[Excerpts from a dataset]
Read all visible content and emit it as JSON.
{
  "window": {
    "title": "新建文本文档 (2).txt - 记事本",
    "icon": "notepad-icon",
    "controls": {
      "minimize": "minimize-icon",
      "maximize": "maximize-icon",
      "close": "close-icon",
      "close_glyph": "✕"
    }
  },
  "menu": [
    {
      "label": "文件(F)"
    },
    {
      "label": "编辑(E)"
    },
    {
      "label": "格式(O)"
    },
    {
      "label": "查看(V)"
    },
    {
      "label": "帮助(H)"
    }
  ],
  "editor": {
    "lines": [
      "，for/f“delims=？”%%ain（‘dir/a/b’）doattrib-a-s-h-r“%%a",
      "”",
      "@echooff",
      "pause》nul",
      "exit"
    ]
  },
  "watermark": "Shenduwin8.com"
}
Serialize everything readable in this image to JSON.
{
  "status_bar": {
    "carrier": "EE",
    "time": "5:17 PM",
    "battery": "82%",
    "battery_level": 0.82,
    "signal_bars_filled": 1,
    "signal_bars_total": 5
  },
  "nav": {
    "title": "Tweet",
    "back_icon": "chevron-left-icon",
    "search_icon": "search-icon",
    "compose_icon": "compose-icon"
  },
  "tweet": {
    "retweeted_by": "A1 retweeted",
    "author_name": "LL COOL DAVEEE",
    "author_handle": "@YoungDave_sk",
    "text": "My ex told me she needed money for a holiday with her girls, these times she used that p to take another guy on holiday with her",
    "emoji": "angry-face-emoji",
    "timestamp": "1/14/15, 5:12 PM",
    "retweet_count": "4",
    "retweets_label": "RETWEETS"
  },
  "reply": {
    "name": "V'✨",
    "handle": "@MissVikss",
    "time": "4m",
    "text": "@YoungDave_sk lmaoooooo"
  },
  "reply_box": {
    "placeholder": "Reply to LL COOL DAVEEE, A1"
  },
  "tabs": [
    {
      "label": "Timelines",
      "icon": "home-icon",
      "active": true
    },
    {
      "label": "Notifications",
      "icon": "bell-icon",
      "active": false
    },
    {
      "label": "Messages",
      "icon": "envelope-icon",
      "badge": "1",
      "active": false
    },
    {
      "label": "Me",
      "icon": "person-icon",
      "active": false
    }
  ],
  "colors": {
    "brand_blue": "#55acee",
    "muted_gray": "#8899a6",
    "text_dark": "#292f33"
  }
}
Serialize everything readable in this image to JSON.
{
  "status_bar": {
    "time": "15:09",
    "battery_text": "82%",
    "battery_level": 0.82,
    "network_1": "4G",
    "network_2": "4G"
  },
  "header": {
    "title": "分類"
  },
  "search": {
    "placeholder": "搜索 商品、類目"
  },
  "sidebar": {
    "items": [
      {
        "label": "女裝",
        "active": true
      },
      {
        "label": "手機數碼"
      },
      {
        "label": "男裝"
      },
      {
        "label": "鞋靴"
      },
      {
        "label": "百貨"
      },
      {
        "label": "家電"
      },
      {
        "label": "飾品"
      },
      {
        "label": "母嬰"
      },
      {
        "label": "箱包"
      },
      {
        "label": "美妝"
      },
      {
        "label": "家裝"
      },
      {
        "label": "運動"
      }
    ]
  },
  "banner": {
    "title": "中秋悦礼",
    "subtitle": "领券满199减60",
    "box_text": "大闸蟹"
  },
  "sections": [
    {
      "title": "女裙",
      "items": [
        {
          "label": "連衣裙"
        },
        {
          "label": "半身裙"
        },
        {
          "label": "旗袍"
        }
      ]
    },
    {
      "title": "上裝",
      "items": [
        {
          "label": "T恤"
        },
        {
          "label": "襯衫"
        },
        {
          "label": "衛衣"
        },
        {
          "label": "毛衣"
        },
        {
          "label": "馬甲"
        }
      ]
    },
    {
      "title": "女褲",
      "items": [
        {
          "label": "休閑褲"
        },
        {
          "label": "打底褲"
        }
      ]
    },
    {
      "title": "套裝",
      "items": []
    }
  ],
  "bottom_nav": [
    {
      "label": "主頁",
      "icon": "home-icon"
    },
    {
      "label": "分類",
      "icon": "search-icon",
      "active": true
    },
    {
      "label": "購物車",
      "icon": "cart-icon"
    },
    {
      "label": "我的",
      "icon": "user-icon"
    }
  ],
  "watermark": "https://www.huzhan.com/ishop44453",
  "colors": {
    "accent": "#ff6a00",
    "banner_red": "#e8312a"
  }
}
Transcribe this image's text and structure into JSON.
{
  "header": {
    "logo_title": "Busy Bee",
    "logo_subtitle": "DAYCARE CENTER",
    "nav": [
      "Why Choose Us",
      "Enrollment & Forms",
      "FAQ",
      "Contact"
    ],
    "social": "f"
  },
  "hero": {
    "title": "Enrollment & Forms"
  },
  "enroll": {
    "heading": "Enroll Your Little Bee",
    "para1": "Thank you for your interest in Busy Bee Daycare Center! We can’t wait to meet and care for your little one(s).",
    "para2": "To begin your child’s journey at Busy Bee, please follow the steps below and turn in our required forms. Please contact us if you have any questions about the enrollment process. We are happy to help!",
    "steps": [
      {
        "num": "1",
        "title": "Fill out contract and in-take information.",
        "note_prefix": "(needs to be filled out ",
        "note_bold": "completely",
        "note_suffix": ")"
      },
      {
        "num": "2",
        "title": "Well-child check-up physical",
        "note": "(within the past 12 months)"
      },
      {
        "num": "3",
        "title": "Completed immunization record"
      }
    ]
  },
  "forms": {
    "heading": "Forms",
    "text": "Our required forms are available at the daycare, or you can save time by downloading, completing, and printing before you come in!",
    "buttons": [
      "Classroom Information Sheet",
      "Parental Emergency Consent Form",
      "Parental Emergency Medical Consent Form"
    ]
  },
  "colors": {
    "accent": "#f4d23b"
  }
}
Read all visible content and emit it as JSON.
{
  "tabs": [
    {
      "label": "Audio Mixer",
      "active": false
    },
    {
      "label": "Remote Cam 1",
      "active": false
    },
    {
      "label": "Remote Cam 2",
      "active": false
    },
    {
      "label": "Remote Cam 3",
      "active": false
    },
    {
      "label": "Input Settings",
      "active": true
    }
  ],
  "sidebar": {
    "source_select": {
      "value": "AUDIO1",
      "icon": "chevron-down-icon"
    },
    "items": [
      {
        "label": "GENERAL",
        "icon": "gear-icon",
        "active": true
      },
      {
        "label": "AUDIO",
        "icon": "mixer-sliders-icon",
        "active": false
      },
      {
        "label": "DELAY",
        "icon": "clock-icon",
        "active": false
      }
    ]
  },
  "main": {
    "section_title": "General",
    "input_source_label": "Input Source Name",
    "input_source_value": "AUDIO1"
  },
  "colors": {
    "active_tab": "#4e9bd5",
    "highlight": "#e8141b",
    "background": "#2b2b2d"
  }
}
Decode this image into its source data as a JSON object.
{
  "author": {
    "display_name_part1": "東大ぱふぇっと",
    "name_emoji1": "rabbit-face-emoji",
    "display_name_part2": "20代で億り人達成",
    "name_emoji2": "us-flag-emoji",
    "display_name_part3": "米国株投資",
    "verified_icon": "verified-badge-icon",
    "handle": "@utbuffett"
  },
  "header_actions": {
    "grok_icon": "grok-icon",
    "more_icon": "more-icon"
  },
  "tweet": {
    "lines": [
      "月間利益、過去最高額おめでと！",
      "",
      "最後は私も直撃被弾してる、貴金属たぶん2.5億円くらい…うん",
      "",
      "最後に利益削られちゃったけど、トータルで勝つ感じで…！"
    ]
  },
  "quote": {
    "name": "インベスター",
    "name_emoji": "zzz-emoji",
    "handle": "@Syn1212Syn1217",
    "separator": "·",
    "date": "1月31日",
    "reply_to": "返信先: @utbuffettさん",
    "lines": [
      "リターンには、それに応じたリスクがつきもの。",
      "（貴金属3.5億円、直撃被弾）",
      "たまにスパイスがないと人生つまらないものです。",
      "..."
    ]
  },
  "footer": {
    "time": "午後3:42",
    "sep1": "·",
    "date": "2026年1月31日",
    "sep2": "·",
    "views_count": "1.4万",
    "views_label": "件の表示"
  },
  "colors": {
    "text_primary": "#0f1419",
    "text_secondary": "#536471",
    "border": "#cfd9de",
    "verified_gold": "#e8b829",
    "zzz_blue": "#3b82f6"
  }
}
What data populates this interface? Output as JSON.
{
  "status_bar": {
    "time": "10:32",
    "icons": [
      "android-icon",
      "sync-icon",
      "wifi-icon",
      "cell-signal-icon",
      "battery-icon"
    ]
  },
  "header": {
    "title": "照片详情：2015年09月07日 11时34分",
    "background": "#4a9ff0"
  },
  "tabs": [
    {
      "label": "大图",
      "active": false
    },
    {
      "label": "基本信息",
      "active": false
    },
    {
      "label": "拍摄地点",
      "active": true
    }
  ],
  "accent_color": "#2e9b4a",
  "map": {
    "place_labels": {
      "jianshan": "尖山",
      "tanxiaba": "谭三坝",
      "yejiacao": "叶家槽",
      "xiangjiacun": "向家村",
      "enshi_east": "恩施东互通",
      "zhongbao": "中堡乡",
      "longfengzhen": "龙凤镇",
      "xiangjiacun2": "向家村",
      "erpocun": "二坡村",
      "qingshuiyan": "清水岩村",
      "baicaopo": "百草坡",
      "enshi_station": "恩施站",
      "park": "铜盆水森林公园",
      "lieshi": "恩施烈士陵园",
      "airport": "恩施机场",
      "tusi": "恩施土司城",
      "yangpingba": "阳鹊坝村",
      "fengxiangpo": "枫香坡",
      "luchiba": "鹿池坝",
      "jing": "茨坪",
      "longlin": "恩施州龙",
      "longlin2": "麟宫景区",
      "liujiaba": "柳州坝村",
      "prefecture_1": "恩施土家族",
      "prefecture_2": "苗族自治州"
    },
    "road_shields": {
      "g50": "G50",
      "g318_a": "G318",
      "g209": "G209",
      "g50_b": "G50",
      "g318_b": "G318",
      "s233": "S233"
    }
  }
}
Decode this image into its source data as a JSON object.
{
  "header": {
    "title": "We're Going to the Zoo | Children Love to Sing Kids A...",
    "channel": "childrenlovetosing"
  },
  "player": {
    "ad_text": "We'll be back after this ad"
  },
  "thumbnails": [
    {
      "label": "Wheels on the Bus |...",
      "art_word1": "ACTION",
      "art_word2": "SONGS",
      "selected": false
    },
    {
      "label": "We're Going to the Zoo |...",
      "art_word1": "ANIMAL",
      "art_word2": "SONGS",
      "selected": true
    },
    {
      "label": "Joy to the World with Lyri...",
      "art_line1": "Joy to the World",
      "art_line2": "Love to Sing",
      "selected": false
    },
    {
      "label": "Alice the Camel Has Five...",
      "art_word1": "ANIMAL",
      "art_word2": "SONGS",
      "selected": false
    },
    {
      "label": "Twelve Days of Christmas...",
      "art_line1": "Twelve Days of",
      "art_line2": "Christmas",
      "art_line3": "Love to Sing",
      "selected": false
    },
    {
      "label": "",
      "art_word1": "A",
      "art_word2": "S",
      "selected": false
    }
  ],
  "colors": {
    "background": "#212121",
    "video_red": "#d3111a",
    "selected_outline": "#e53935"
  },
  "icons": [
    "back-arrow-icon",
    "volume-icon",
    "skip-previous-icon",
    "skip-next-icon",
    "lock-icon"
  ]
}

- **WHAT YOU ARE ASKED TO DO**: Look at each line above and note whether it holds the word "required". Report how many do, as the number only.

- **WRITTEN ANSWER**: 2